Major Events of Last Week
A major global event occurred last Friday when the USA posted its eagerly awaited labor report for April. Investors were caught wrong-footed by weaker-than-expected details disclosing that US employers created just 160,000 new jobs last month compared to the predicted 205,000. Further news revealed that an increasing numbers of discontented Americans exited the workforce in droves during April. These worrisome developments immediately reduced prospects that the US Federal Reserve will hike its interest rates in June. Other key parameters revealed that the ‘Unemployment Rate’ remained steady at 5% and that ‘Average Hourly Earnings’ recorded a monthly increase of 3%. The primary US indices rallied last Friday exemplified by the Dow Jones Industrial Average surging 64 points higher; the S&P500 rising by 3 points and the NASDAQ climbing by 10 points.
The US Department of Labor published its Non-Farm Payrolls (NFP) towards the end of last week which reported its lowest growth since the autumn of 2015. Officials subsequently identified the bearish catalysts driving a declining NFP of 160.000 jobs as dismal performances in both the crucial US retail and construction sectors. The scope of the slump can best be appreciated by comparing April’s dismal number with the average monthly growth of 200,000 during the first quarter of 2016.
Another particularly disturbing attribute of the US report was that the labor force participation rate plummeted by 0.2% last month to print a final value of 62.8%. After carefully scrutinizing this document, prominent analysts later advised that its specifics bolstered concerns that the general weakness in the US economy was now beginning to infiltrate the US labor market.
Average Hourly Earnings (AHE) did provide some encouragement by climbing almost 8 cents and complying with its forecasted value of +0.3%. Consequently, annualized AHE rose from its prior reading of 2.3% to 2.5% although it still remained beneath the coveted 3.0% mark required to drive inflation towards the Fed’s designated target of 2%. Nevertheless, the poor NFP may now cause the US Central Bank to revise its latest hawkish evaluation of the US labor market when it recently stated that it had ‘improved further’.
Specifically, the Fed has predicted that it should be able to hike interest rates at least twice more during 2016 after instigating the its first increase last December for the first time in almost a decade.

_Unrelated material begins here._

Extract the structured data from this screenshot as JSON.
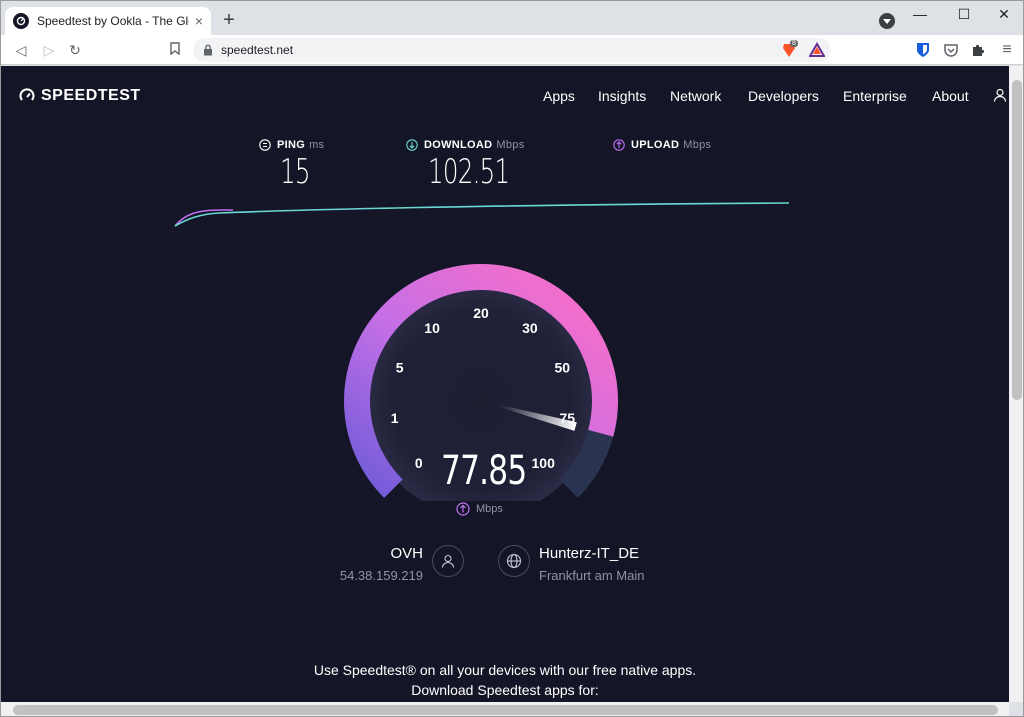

However, revered economists are now warning that the dismal NFP may dramatically reduce the possibilities of a rate hike in June. They further assess that the probabilities of such an event occurring in September/November now resides at about 50% and one in December of 59%.
If you’re looking for a great platform to trade, check out what traders think about PlusOption, one of our approved and reviewed brokers. Or try trade with extreme volatility and profit with bitcoin trading in real time.

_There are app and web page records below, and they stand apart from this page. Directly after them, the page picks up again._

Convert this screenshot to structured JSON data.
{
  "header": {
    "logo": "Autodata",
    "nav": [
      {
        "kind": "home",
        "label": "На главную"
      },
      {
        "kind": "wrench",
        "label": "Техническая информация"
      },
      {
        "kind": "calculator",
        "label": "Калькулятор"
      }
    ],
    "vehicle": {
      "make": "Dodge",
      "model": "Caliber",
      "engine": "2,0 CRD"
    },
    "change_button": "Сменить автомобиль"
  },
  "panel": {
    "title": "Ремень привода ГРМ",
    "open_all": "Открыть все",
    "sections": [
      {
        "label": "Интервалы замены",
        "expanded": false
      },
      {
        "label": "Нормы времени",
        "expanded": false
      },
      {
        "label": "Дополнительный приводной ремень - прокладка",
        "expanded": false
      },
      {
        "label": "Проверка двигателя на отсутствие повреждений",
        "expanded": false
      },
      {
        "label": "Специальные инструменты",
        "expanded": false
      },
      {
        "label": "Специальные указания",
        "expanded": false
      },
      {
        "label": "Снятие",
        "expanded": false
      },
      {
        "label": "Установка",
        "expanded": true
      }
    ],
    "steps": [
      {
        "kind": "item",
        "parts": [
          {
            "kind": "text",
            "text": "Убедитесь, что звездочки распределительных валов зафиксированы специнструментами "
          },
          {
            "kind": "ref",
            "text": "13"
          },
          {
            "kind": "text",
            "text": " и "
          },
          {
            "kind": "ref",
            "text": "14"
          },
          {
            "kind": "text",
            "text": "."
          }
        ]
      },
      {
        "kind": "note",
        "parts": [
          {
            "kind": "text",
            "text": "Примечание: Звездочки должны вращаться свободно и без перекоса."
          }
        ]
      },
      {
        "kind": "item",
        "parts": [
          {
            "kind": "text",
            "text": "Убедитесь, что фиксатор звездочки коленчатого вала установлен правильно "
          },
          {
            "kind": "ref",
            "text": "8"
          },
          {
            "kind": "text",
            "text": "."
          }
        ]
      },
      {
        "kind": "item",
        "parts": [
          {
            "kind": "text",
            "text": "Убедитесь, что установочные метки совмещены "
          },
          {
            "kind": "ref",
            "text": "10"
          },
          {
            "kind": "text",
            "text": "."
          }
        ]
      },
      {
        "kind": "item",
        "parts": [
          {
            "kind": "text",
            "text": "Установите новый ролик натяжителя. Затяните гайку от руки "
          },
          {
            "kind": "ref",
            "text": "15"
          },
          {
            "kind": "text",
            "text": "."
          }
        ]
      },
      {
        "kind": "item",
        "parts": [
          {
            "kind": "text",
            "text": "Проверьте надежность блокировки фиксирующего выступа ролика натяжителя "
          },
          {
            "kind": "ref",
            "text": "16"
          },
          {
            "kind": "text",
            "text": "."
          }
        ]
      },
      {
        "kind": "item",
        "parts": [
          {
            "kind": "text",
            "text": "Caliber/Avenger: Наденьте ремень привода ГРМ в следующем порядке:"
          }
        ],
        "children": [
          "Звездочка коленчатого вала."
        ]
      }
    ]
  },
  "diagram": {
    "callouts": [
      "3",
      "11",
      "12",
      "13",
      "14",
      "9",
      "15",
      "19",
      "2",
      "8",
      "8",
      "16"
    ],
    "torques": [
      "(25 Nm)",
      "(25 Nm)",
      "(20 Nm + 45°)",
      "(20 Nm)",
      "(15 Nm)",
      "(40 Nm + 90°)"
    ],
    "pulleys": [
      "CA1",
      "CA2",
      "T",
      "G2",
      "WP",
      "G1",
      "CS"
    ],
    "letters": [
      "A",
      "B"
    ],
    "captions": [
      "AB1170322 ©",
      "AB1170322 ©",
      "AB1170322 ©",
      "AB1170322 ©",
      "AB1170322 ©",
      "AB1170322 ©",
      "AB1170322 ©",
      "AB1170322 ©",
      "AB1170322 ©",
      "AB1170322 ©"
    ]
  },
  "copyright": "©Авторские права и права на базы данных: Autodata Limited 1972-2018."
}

What to Expect This Week
China will launch the week by presenting its ‘Trade Balance’ for April on Sunday. Investors will scour this parameter very carefully in order to glean any new insights into the true health of the Chinese economy.
On Monday, the United Kingdom will declare a key housing statistic which is expected to extend its recent growth trend. However, if the March’s result of 2.6% is missed, then Sterling could come under renewed pressure.
China is also scheduled to disclose a spate of critically important inflationary indicators on Tuesday. Again, this data will be intensely assessed in order to determine whether the world’s second largest economy is really recovering or if it is sliding backwards into recession.
No major global events or data will be released on Wednesday.
On Thursday, the Eurozone will reveal its ‘Industrial Production’ for April which is forecasted to rebound from its previous dismal print of -0.8%. A positive outcome is required in order to provide much-needed proof that the latest stimulus measures of the European Central Bank are starting to bear fruit. Next, the Bank of England (BoE) will announce its latest interest rate decision and monetary policies. Although a ‘no change verdict’ is widely anticipated, analysts will study any accompanying statements carefully with the primary intent of discovering exactly how the BoE intends to cope with a potential Brexit.
The USA will then issue its ‘Jobless Claims’ which should confirm that the number of US Citizens filing new claims for unemployment benefits during the week ending 1st May continued to reside with the long-term range of 240k to 290k. New Zealand will complete the day by publishing its ‘Retails Sales’ for last month. The Reserve Bank of New Zealand will be hoping for a good result in order to justify its recent surprising decision of keeping its interest rates unchanged.
Both Germany and the entire Eurozone will release the first sightings of their Gross Domestic Products on Friday. The former should provide growth of 0.3% demonstrating that the economic powerhouse of European continues to thrive. The latter should ratify that the economy of the currency bloc is beginning to benefit from the ECB’s aggressive monetary policies by posting a 0.6%+ increase. Finally, the USA will terminate the week by delivering its ‘Retail Sales’ for last month. A recovery from the prior depressing result if -0.3% is badly needed in order to confirm that the US economy is now gaining traction after suffering an insipid first quarter.